If you want to beat the market, then a good place to start is by seeking out companies that are well-positioned to become significantly more valuable than they are today. One useful technique that can help you pick those potential winners is to try to imagine what the economy will look like in five to 10 years, and in particular, what big changes are likely to occur over that time -- the "global megatrends."

For example, we can predict with some certainty that cybersecurity, robotics, artificial intelligence, data analytics, cloud computing, and fintech will become even more prevalent in the coming years. Some of the up-and-coming companies that are spurring change in those spaces are bound to grow. Some of the current leaders will also likely turn into giants, in the same way that Amazon (AMZN 1.12%) and Alphabet (GOOGL -0.31%) did by capitalizing on earlier megatrend waves.

3. Diversify your portfolio

Diversification involves getting exposure to a large number of different stocks, but what "large" means in this context will vary depending on who you ask. It could mean owning a few dozen different stocks, or a few hundred, or buying mutual funds and exchange-traded funds that give you exposure to thousands.
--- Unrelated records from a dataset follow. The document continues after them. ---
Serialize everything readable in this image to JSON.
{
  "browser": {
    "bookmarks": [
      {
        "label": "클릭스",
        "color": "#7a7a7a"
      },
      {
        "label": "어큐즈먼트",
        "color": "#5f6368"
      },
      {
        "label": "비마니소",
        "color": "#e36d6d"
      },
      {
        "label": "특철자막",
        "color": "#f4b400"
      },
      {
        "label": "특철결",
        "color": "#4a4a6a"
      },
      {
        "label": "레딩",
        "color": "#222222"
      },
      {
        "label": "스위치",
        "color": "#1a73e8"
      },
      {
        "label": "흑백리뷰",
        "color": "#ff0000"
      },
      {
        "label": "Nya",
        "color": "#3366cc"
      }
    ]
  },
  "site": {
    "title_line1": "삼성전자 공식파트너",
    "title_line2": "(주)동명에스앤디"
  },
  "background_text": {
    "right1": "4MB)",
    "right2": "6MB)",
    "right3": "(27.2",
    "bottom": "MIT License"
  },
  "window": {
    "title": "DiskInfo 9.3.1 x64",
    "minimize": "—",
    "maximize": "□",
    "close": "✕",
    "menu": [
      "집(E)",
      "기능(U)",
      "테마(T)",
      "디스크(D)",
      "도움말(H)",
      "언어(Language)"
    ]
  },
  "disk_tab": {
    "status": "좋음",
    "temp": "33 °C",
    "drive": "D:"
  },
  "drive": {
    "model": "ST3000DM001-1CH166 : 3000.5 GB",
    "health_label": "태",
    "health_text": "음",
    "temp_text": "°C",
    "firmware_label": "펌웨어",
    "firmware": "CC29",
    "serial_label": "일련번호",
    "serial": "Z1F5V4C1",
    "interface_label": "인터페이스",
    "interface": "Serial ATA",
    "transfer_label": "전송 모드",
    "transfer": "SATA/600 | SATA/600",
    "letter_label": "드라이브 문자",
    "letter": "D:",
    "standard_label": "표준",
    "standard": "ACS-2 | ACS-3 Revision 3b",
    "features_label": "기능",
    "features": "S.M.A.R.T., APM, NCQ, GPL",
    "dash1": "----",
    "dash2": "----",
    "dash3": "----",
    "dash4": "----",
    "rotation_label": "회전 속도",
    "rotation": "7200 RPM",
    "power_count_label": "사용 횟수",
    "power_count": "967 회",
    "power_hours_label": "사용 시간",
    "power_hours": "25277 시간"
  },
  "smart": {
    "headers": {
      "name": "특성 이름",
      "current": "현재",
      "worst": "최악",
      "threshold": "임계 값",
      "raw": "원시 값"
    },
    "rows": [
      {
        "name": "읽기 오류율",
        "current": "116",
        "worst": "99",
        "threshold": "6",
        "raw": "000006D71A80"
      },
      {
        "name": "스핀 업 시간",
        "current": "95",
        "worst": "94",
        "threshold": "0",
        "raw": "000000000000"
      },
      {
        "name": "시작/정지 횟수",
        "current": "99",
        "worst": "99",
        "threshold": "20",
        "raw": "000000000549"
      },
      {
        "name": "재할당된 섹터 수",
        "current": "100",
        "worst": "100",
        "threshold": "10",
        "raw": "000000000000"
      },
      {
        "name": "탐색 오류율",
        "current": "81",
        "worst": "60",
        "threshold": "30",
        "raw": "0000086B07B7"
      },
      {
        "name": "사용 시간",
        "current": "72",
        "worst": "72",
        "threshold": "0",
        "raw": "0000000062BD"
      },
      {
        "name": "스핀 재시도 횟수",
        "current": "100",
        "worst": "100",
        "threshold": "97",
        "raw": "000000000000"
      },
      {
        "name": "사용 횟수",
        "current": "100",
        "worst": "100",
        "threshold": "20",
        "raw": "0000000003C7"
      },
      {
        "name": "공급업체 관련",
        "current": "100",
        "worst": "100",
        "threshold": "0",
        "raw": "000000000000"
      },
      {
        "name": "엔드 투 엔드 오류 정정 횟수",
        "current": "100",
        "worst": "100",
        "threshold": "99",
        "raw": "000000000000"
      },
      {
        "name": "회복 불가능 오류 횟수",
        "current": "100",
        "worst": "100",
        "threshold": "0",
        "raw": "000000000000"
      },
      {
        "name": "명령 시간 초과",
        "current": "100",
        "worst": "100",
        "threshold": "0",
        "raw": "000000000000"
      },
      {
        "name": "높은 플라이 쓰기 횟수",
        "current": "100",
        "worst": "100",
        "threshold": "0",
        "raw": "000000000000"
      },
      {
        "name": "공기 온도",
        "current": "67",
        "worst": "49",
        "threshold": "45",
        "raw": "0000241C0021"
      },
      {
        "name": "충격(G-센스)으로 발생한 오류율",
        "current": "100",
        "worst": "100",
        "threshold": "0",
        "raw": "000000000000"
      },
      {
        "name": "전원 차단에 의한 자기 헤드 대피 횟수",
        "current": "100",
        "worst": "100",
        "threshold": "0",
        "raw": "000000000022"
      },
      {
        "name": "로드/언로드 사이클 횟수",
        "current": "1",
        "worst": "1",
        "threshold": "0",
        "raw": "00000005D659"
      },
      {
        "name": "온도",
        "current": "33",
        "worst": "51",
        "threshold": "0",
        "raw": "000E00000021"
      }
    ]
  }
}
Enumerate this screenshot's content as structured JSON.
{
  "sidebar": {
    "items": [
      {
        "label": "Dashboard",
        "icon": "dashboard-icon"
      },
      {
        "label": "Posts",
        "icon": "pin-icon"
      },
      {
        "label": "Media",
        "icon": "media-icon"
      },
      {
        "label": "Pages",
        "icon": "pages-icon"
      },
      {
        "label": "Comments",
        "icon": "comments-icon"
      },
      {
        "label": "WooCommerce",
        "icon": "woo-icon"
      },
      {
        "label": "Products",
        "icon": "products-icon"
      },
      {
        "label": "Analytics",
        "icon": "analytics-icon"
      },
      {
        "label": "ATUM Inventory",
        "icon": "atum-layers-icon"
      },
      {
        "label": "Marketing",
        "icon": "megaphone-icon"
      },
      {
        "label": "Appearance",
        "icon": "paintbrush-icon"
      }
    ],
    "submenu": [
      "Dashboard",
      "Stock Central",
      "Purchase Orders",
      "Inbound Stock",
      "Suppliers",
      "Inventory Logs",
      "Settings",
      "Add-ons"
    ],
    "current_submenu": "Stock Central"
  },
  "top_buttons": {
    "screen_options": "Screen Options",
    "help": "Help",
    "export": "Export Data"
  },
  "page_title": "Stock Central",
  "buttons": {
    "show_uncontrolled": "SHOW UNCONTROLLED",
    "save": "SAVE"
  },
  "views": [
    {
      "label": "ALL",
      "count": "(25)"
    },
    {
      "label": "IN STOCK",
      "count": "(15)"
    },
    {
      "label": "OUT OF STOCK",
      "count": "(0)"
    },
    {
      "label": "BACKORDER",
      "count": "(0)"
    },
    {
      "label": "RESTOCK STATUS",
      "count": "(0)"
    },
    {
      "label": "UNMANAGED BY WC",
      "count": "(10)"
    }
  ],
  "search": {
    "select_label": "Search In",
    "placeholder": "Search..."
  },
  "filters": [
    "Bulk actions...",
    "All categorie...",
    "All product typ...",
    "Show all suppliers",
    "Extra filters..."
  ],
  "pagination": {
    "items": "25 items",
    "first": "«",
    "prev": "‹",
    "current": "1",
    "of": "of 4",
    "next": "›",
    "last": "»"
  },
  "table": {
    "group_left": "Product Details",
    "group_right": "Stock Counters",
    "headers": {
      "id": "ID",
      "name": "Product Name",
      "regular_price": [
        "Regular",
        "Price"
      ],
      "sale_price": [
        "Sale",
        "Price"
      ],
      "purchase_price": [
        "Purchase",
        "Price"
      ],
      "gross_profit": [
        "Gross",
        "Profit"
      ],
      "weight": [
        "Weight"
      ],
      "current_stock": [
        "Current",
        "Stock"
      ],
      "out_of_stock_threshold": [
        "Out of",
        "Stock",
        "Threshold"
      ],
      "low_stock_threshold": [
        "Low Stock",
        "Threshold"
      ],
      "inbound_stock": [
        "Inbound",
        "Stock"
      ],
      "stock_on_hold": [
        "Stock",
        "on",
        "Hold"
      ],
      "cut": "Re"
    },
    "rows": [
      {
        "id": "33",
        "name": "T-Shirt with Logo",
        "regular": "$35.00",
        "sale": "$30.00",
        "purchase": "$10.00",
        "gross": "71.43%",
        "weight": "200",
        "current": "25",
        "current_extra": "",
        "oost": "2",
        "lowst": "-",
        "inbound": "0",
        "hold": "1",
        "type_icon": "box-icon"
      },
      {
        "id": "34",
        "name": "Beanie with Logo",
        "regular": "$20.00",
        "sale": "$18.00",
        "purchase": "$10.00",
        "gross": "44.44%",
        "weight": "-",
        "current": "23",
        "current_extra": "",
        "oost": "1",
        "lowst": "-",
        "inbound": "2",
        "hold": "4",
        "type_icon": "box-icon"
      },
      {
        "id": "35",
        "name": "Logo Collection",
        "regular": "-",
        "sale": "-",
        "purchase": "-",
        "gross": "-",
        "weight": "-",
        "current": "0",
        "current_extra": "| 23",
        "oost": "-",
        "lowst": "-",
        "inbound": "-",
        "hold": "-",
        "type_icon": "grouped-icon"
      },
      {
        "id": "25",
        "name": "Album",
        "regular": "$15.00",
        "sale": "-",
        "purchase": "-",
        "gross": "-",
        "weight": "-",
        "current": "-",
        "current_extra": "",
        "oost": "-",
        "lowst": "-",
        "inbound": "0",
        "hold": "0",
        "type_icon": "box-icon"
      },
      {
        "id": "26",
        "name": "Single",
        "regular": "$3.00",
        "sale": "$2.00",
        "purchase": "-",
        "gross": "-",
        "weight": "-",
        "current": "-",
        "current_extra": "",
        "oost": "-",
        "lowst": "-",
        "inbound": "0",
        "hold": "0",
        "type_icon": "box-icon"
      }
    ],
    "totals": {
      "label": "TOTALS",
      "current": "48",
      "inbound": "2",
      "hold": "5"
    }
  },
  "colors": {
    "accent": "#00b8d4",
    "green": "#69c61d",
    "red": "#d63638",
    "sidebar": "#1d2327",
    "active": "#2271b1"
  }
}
Regardless of how you measure it, diversification is a popular investment strategy because it dilutes risk and limits the damage that bad picks can do to your portfolio. However, diversifying also means that you'll hold smaller stakes in your high-conviction winners, which will constrict your gains.

How much you diversify is up to you, but consider the limits of your own knowledge. By putting too much of your portfolio into just a few companies, you're exposing yourself to anything unexpected that could drag them down. Remember, there were times when Blockbuster and Yahoo! both looked unassailable.

You can reduce your risks by investing in several companies within industries that are likely to deliver above-average growth, such as those involved in the global megatrends referenced above. You can even load up a bit more on your favorite companies within those spaces. However, spreading out your investments so that you're betting on an entire industry is a lot less risky than guessing about the future of an individual company within it. And keeping your investments allocated across several niche categories will also keep you from just replicating the general performance of the market.

Investors who are able to tie all of these steps together will give themselves a great chance to enjoy returns well above the market average without taking on outrageous risk. That's where a careful long-term strategy beats the kind of "investing" that's more like gambling. You might not "get rich quick," but you're far less likely to get poor quick, too.

John Mackey, CEO of Whole Foods Market, an Amazon subsidiary, is a member of The Motley Fool's board of directors. Suzanne Frey, an executive at Alphabet, is a member of The Motley Fool's board of directors. Ryan Downie owns shares of Alphabet (A shares) and Amazon. The Motley Fool owns shares of and recommends Alphabet (A shares), Alphabet (C shares), and Amazon. The Motley Fool recommends the following options: long January 2022 $1,920 calls on Amazon and short January 2022 $1,940 calls on Amazon. The Motley Fool has a disclosure policy.

Invest Smarter with The Motley Fool

Join Over 1 Million Premium Members Receiving…

  • New Stock Picks Each Month
  • Detailed Analysis of Companies
  • Model Portfolios
  • Live Streaming During Market Hours
  • And Much More
Get Started Now

Stocks Mentioned

Alphabet Inc. Stock Quote
Alphabet Inc.
$121.70 (-0.31%) $0.38, Inc. Stock Quote, Inc.
$144.78 (1.12%) $1.60
GameStop Corp. Stock Quote
GameStop Corp.
$42.19 (6.33%) $2.51

*Average returns of all recommendations since inception. Cost basis and return based on previous market day close.

Related Articles

Motley Fool Returns

Motley Fool Stock Advisor

Market-beating stocks from our award-winning analyst team.

Stock Advisor Returns
S&P 500 Returns

Calculated by average return of all stock recommendations since inception of the Stock Advisor service in February of 2002. Returns as of 08/16/2022.

Discounted offers are only available to new members. Stock Advisor list price is $199 per year.

Premium Investing Services

Invest better with The Motley Fool. Get stock recommendations, portfolio guidance, and more from The Motley Fool's premium services.